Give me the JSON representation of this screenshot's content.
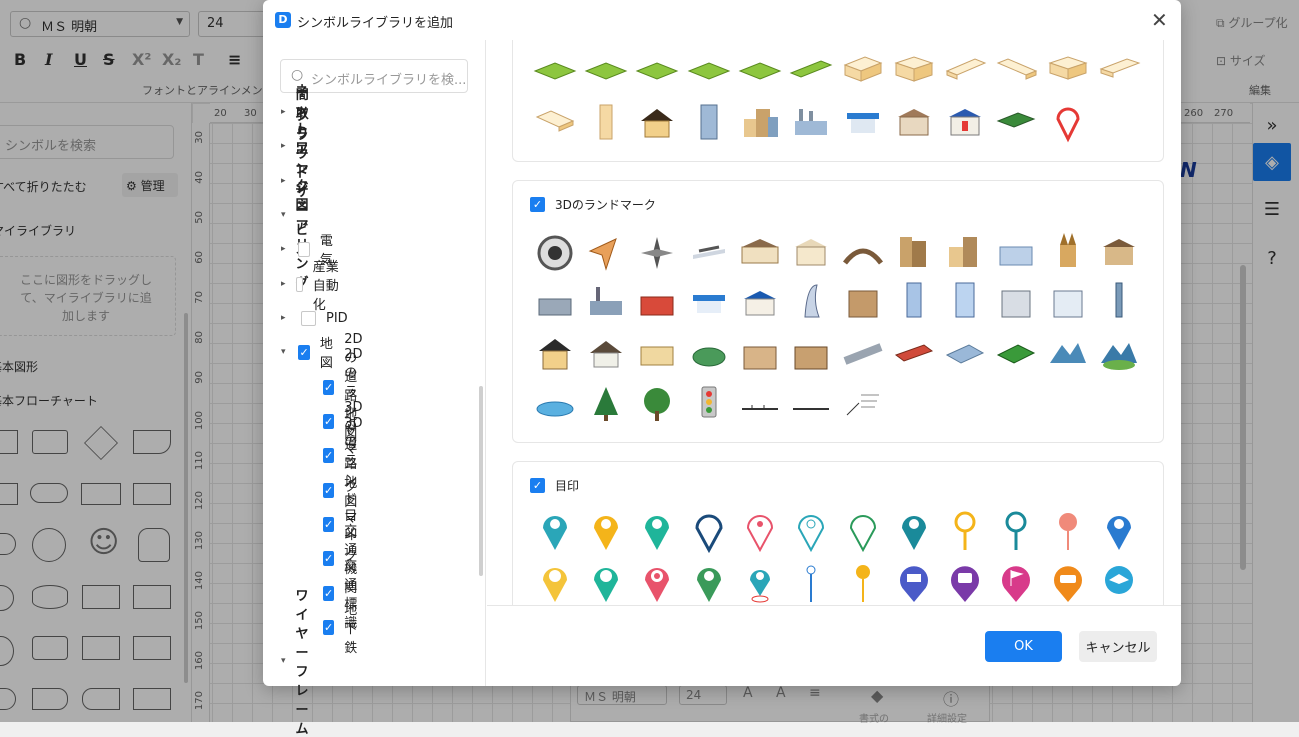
{
  "app": {
    "font_name": "ＭＳ 明朝",
    "font_size": "24",
    "group_font_label": "フォントとアラインメント",
    "group_edit_label": "編集",
    "group_button": "グループ化",
    "size_button": "サイズ",
    "left_search_placeholder": "シンボルを検索",
    "collapse_all": "すべて折りたたむ",
    "manage": "管理",
    "my_library": "マイライブラリ",
    "drop_hint": "ここに図形をドラッグして、マイライブラリに追加します",
    "basic_shapes": "基本図形",
    "basic_flowchart": "基本フローチャート",
    "ruler_top": [
      "20",
      "30",
      "260",
      "270"
    ],
    "ruler_left": [
      "30",
      "40",
      "50",
      "60",
      "70",
      "80",
      "90",
      "100",
      "110",
      "120",
      "130",
      "140",
      "150",
      "160",
      "170"
    ],
    "bottom_font": "ＭＳ 明朝",
    "bottom_size": "24",
    "bottom_style": "書式の",
    "bottom_detail": "詳細設定"
  },
  "dialog": {
    "title": "シンボルライブラリを追加",
    "search_placeholder": "シンボルライブラリを検...",
    "tree": [
      {
        "label": "間取り",
        "arrow": "▸",
        "checkbox": null,
        "bold": true
      },
      {
        "label": "ネットワーク図",
        "arrow": "▸",
        "checkbox": null,
        "bold": true
      },
      {
        "label": "クラウドサービス",
        "arrow": "▸",
        "checkbox": null,
        "bold": true
      },
      {
        "label": "エンジニアリング",
        "arrow": "▾",
        "checkbox": null,
        "bold": true
      },
      {
        "label": "電気",
        "arrow": "▸",
        "checkbox": false,
        "bold": false
      },
      {
        "label": "産業自動化",
        "arrow": "▸",
        "checkbox": false,
        "bold": false
      },
      {
        "label": "PID",
        "arrow": "▸",
        "checkbox": false,
        "bold": false
      },
      {
        "label": "地図",
        "arrow": "▾",
        "checkbox": true,
        "bold": false
      },
      {
        "label": "2Dの道路地図",
        "arrow": "",
        "checkbox": true,
        "bold": false
      },
      {
        "label": "2Dのランドマーク",
        "arrow": "",
        "checkbox": true,
        "bold": false
      },
      {
        "label": "3Dの道路地図",
        "arrow": "",
        "checkbox": true,
        "bold": false
      },
      {
        "label": "3Dのランドマーク",
        "arrow": "",
        "checkbox": true,
        "bold": false
      },
      {
        "label": "目印",
        "arrow": "",
        "checkbox": true,
        "bold": false
      },
      {
        "label": "交通機関",
        "arrow": "",
        "checkbox": true,
        "bold": false
      },
      {
        "label": "交通標識",
        "arrow": "",
        "checkbox": true,
        "bold": false
      },
      {
        "label": "地下鉄",
        "arrow": "",
        "checkbox": true,
        "bold": false
      },
      {
        "label": "ワイヤーフレーム",
        "arrow": "▾",
        "checkbox": null,
        "bold": true
      }
    ],
    "sections": [
      {
        "label": "3Dのランドマーク",
        "checked": true
      },
      {
        "label": "目印",
        "checked": true
      }
    ],
    "ok_label": "OK",
    "cancel_label": "キャンセル",
    "colors": {
      "accent": "#1a7ef0",
      "grass": "#8dc63f",
      "building": "#f5d9a4",
      "pin_red": "#e53935"
    }
  }
}
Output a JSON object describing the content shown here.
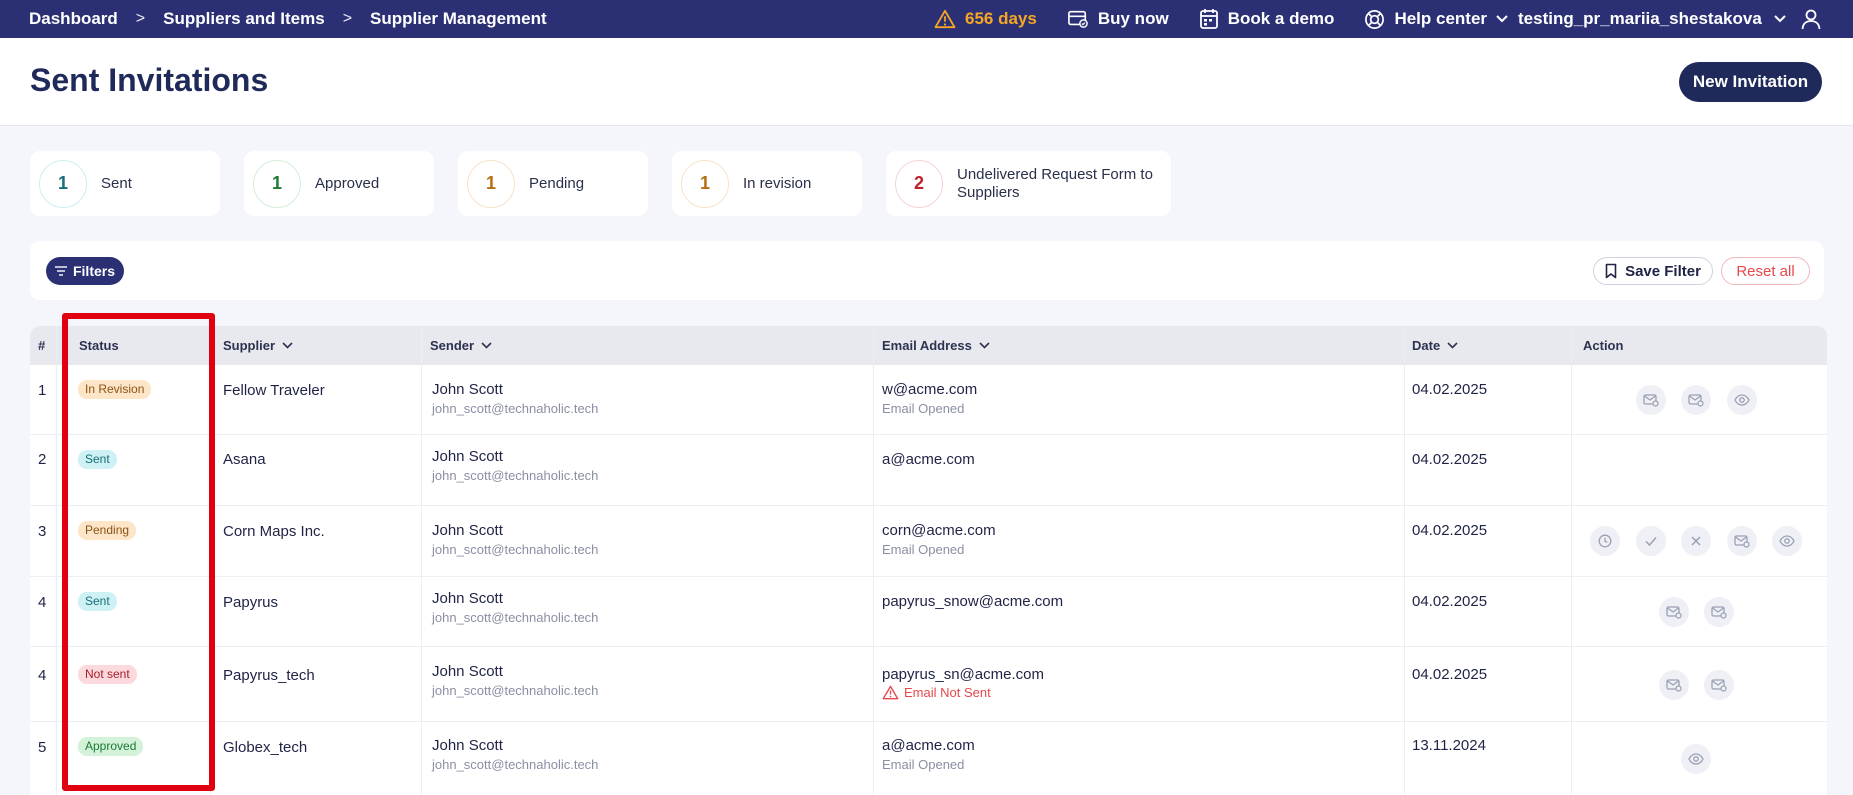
{
  "topbar": {
    "breadcrumb": [
      "Dashboard",
      "Suppliers and Items",
      "Supplier Management"
    ],
    "trial": "656 days",
    "buy_now": "Buy now",
    "book_demo": "Book a demo",
    "help_center": "Help center",
    "username": "testing_pr_mariia_shestakova",
    "colors": {
      "background": "#2b3074",
      "warning": "#f5a623"
    }
  },
  "header": {
    "title": "Sent Invitations",
    "new_button": "New Invitation"
  },
  "stats": [
    {
      "count": "1",
      "label": "Sent",
      "color": "#16707a"
    },
    {
      "count": "1",
      "label": "Approved",
      "color": "#1d7a35"
    },
    {
      "count": "1",
      "label": "Pending",
      "color": "#b76e12"
    },
    {
      "count": "1",
      "label": "In revision",
      "color": "#b76e12"
    },
    {
      "count": "2",
      "label": "Undelivered Request Form to Suppliers",
      "color": "#c0202c"
    }
  ],
  "filterbar": {
    "filters": "Filters",
    "save_filter": "Save Filter",
    "reset_all": "Reset all"
  },
  "table": {
    "columns": [
      "#",
      "Status",
      "Supplier",
      "Sender",
      "Email Address",
      "Date",
      "Action"
    ],
    "rows": [
      {
        "num": "1",
        "status": "In Revision",
        "supplier": "Fellow Traveler",
        "sender": "John Scott",
        "sender_email": "john_scott@technaholic.tech",
        "email": "w@acme.com",
        "email_status": "Email Opened",
        "date": "04.02.2025",
        "actions": [
          "mail-settings-icon",
          "mail-settings-icon",
          "eye-icon"
        ]
      },
      {
        "num": "2",
        "status": "Sent",
        "supplier": "Asana",
        "sender": "John Scott",
        "sender_email": "john_scott@technaholic.tech",
        "email": "a@acme.com",
        "email_status": "",
        "date": "04.02.2025",
        "actions": []
      },
      {
        "num": "3",
        "status": "Pending",
        "supplier": "Corn Maps Inc.",
        "sender": "John Scott",
        "sender_email": "john_scott@technaholic.tech",
        "email": "corn@acme.com",
        "email_status": "Email Opened",
        "date": "04.02.2025",
        "actions": [
          "clock-icon",
          "check-icon",
          "x-icon",
          "mail-settings-icon",
          "eye-icon"
        ]
      },
      {
        "num": "4",
        "status": "Sent",
        "supplier": "Papyrus",
        "sender": "John Scott",
        "sender_email": "john_scott@technaholic.tech",
        "email": "papyrus_snow@acme.com",
        "email_status": "",
        "date": "04.02.2025",
        "actions": [
          "mail-settings-icon",
          "mail-settings-icon"
        ]
      },
      {
        "num": "4",
        "status": "Not sent",
        "supplier": "Papyrus_tech",
        "sender": "John Scott",
        "sender_email": "john_scott@technaholic.tech",
        "email": "papyrus_sn@acme.com",
        "email_status": "Email Not Sent",
        "date": "04.02.2025",
        "actions": [
          "mail-settings-icon",
          "mail-settings-icon"
        ]
      },
      {
        "num": "5",
        "status": "Approved",
        "supplier": "Globex_tech",
        "sender": "John Scott",
        "sender_email": "john_scott@technaholic.tech",
        "email": "a@acme.com",
        "email_status": "Email Opened",
        "date": "13.11.2024",
        "actions": [
          "eye-icon"
        ]
      }
    ]
  },
  "highlight": {
    "color": "#e0000f",
    "target": "Status"
  }
}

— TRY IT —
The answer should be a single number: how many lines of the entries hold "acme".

— EXERCISE RESULT —
6